Take Action to Close the Gender Pay Gap on Latinas’ Equal Pay Day
Thursday, November 2, marks Latinas’ Equal Pay Day, the symbolic day when Hispanic and Latina women’s earnings “catch up” to non-Hispanic white men’s earnings from the previous year. Latinas’ Equal Pay Day marks a powerful moment for national action. There are many things individuals, employers, and the government can do to help close the gender pay gap. Here are ways you can take action to close the gender pay gap in observance of Latinas’ Equal Pay Day.
Webinar Discussion with Winona LaDuke from the Front Lines in the Battle for Environmental Justice

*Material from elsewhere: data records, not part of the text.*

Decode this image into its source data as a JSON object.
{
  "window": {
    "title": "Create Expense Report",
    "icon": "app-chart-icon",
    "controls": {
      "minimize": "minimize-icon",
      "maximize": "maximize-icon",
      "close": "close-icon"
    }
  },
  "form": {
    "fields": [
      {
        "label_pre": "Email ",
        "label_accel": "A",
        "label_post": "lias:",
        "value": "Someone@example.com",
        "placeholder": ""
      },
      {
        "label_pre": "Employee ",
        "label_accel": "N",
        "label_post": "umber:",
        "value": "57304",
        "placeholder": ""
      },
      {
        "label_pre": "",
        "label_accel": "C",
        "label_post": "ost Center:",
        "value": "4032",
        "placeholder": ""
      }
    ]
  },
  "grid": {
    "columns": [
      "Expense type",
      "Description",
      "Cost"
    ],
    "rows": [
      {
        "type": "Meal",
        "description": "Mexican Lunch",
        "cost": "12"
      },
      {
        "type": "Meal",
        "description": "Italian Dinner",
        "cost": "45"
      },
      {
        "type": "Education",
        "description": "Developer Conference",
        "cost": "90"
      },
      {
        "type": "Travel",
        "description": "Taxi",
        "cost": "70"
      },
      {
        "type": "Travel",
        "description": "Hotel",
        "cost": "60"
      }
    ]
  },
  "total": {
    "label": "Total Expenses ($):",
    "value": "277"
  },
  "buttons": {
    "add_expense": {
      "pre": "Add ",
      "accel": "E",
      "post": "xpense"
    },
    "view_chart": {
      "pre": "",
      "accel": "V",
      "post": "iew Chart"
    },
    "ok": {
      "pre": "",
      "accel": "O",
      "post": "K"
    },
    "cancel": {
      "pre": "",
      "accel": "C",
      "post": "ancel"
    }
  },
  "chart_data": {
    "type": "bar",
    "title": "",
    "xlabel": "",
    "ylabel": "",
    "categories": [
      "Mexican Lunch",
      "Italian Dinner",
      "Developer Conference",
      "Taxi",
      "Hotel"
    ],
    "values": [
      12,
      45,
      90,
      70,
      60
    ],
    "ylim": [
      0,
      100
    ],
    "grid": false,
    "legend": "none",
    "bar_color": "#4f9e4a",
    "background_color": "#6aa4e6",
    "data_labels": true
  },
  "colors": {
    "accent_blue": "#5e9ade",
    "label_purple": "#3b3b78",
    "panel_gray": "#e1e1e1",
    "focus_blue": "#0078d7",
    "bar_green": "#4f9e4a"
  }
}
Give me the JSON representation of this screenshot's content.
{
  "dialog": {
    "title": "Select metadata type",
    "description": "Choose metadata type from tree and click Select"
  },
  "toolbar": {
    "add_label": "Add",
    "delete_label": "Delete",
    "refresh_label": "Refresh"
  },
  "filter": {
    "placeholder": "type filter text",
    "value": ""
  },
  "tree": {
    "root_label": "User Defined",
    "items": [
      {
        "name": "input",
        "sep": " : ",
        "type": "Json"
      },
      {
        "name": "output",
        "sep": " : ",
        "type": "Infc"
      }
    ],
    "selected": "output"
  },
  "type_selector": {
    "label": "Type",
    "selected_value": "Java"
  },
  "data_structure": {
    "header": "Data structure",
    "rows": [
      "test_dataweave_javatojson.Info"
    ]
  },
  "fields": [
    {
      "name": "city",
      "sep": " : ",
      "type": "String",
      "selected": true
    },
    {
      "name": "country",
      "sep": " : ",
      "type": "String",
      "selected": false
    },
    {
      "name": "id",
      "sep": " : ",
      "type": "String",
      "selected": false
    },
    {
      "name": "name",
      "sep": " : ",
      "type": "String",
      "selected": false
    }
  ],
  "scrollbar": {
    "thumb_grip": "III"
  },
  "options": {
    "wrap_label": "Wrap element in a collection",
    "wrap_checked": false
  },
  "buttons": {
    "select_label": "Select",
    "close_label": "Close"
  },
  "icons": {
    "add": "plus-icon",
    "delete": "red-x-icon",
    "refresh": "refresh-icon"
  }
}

Join AAUW and our ¡Adelante! Book of the Month Club in commemorating Native American Heritage Month as we talk with Winona LaDuke about her book The Winona LaDuke Chronicles: Stories from the Front Lines in the Battle for Environmental Justice.
12 Stats on Gender Equity That Are Scarier than Halloween
Halloween is the perfect time to tell ghost stories. But there’s nothing scarier than the true story of gender inequity in the United States. Forget ghouls, goblins, and graveyards — these statistics reflect a reality far scarier than whatever comes out to haunt on Halloween. But don’t get spooked! There’s lots you can do to support gender equity.
At the current rate of progress, gender gap won’t close until 2119.
Know Your Rights: Workplace Sexual Harassment
Sexual harassment is a form of sex discrimination that violates Title VII of the Civil Rights Act of 1964. Title VII is a federal law that prohibits discrimination in employment on the basis of sex, race, color, national origin, and religion, and it applies to employers with 15 or more employees, including federal, state, and local governments. Even with Title VII’s protections, many people across the country still face sexual harassment in their workplaces.
Frequently Asked Questions about the Gender Pay Gap
Simply put, the gender pay gap is the gap between what women are paid and what men are paid. The most commonly cited gender pay gap statistic in the United States compares the median annual earnings of women who work full time, year-round against the median annual earnings of men who work full time, year-round. There are as many ways to calculate gender pay gaps as there are ways to calculate average pay earned by workers, as long as the original data source records whether workers are men or women. Though the ratio of women’s pay to men’s pay varies depending on the data source and analysis, the finding that women are paid less than men is extremely consistent.